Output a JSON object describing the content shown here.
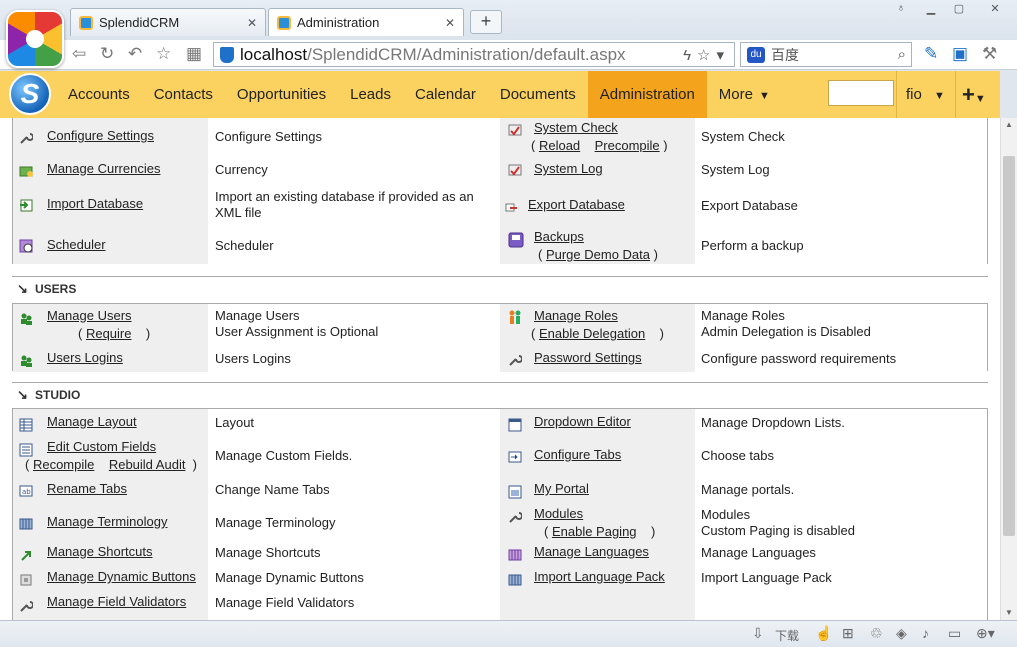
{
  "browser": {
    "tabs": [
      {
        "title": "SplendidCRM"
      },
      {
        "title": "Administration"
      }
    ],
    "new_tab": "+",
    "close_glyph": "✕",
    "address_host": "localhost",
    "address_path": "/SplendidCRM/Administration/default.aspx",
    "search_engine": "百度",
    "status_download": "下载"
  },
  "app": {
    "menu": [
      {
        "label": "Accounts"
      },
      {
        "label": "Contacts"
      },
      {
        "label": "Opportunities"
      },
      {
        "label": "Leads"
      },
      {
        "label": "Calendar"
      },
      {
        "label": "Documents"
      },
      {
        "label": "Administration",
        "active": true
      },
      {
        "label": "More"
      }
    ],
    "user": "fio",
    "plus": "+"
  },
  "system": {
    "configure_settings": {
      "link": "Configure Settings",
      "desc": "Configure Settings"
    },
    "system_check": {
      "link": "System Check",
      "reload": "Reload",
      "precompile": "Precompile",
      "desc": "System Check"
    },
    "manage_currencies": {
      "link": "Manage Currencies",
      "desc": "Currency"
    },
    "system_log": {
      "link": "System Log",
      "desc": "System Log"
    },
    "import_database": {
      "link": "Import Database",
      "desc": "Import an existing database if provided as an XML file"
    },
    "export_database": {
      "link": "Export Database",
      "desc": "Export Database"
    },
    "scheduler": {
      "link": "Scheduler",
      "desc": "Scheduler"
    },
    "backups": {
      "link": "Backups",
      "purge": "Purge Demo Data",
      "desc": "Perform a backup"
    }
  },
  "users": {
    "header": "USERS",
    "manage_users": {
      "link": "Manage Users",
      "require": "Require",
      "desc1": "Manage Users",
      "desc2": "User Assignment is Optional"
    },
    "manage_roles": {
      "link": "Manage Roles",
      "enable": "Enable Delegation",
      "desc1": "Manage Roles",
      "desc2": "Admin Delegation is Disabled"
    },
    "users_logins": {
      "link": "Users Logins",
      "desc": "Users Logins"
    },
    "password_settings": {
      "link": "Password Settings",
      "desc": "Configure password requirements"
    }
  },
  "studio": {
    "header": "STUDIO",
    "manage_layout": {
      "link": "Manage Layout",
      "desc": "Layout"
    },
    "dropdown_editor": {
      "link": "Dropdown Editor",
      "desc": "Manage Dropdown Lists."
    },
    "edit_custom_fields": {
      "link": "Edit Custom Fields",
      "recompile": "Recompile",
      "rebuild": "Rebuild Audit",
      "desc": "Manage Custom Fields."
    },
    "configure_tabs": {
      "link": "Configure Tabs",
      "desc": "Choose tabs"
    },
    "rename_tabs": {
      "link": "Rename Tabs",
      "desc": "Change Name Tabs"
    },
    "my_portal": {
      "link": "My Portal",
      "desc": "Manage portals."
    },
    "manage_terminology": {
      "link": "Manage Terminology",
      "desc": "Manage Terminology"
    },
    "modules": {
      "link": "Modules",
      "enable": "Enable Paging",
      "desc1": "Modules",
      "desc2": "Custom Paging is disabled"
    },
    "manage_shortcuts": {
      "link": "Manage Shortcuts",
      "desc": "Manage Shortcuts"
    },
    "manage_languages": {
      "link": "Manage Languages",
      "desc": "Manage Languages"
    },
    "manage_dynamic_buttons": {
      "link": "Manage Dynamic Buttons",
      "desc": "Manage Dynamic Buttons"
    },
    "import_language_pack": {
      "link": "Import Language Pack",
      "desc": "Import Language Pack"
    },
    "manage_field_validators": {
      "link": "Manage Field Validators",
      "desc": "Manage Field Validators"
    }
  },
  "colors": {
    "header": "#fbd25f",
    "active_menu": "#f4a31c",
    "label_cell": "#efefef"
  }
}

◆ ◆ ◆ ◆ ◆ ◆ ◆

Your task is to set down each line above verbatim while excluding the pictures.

Output a JSON object describing the content shown here.
{
  "browser": {
    "tabs": [
      {
        "title": "SplendidCRM"
      },
      {
        "title": "Administration"
      }
    ],
    "new_tab": "+",
    "close_glyph": "✕",
    "address_host": "localhost",
    "address_path": "/SplendidCRM/Administration/default.aspx",
    "search_engine": "百度",
    "status_download": "下载"
  },
  "app": {
    "menu": [
      {
        "label": "Accounts"
      },
      {
        "label": "Contacts"
      },
      {
        "label": "Opportunities"
      },
      {
        "label": "Leads"
      },
      {
        "label": "Calendar"
      },
      {
        "label": "Documents"
      },
      {
        "label": "Administration",
        "active": true
      },
      {
        "label": "More"
      }
    ],
    "user": "fio",
    "plus": "+"
  },
  "system": {
    "configure_settings": {
      "link": "Configure Settings",
      "desc": "Configure Settings"
    },
    "system_check": {
      "link": "System Check",
      "reload": "Reload",
      "precompile": "Precompile",
      "desc": "System Check"
    },
    "manage_currencies": {
      "link": "Manage Currencies",
      "desc": "Currency"
    },
    "system_log": {
      "link": "System Log",
      "desc": "System Log"
    },
    "import_database": {
      "link": "Import Database",
      "desc": "Import an existing database if provided as an XML file"
    },
    "export_database": {
      "link": "Export Database",
      "desc": "Export Database"
    },
    "scheduler": {
      "link": "Scheduler",
      "desc": "Scheduler"
    },
    "backups": {
      "link": "Backups",
      "purge": "Purge Demo Data",
      "desc": "Perform a backup"
    }
  },
  "users": {
    "header": "USERS",
    "manage_users": {
      "link": "Manage Users",
      "require": "Require",
      "desc1": "Manage Users",
      "desc2": "User Assignment is Optional"
    },
    "manage_roles": {
      "link": "Manage Roles",
      "enable": "Enable Delegation",
      "desc1": "Manage Roles",
      "desc2": "Admin Delegation is Disabled"
    },
    "users_logins": {
      "link": "Users Logins",
      "desc": "Users Logins"
    },
    "password_settings": {
      "link": "Password Settings",
      "desc": "Configure password requirements"
    }
  },
  "studio": {
    "header": "STUDIO",
    "manage_layout": {
      "link": "Manage Layout",
      "desc": "Layout"
    },
    "dropdown_editor": {
      "link": "Dropdown Editor",
      "desc": "Manage Dropdown Lists."
    },
    "edit_custom_fields": {
      "link": "Edit Custom Fields",
      "recompile": "Recompile",
      "rebuild": "Rebuild Audit",
      "desc": "Manage Custom Fields."
    },
    "configure_tabs": {
      "link": "Configure Tabs",
      "desc": "Choose tabs"
    },
    "rename_tabs": {
      "link": "Rename Tabs",
      "desc": "Change Name Tabs"
    },
    "my_portal": {
      "link": "My Portal",
      "desc": "Manage portals."
    },
    "manage_terminology": {
      "link": "Manage Terminology",
      "desc": "Manage Terminology"
    },
    "modules": {
      "link": "Modules",
      "enable": "Enable Paging",
      "desc1": "Modules",
      "desc2": "Custom Paging is disabled"
    },
    "manage_shortcuts": {
      "link": "Manage Shortcuts",
      "desc": "Manage Shortcuts"
    },
    "manage_languages": {
      "link": "Manage Languages",
      "desc": "Manage Languages"
    },
    "manage_dynamic_buttons": {
      "link": "Manage Dynamic Buttons",
      "desc": "Manage Dynamic Buttons"
    },
    "import_language_pack": {
      "link": "Import Language Pack",
      "desc": "Import Language Pack"
    },
    "manage_field_validators": {
      "link": "Manage Field Validators",
      "desc": "Manage Field Validators"
    }
  },
  "colors": {
    "header": "#fbd25f",
    "active_menu": "#f4a31c",
    "label_cell": "#efefef"
  }
}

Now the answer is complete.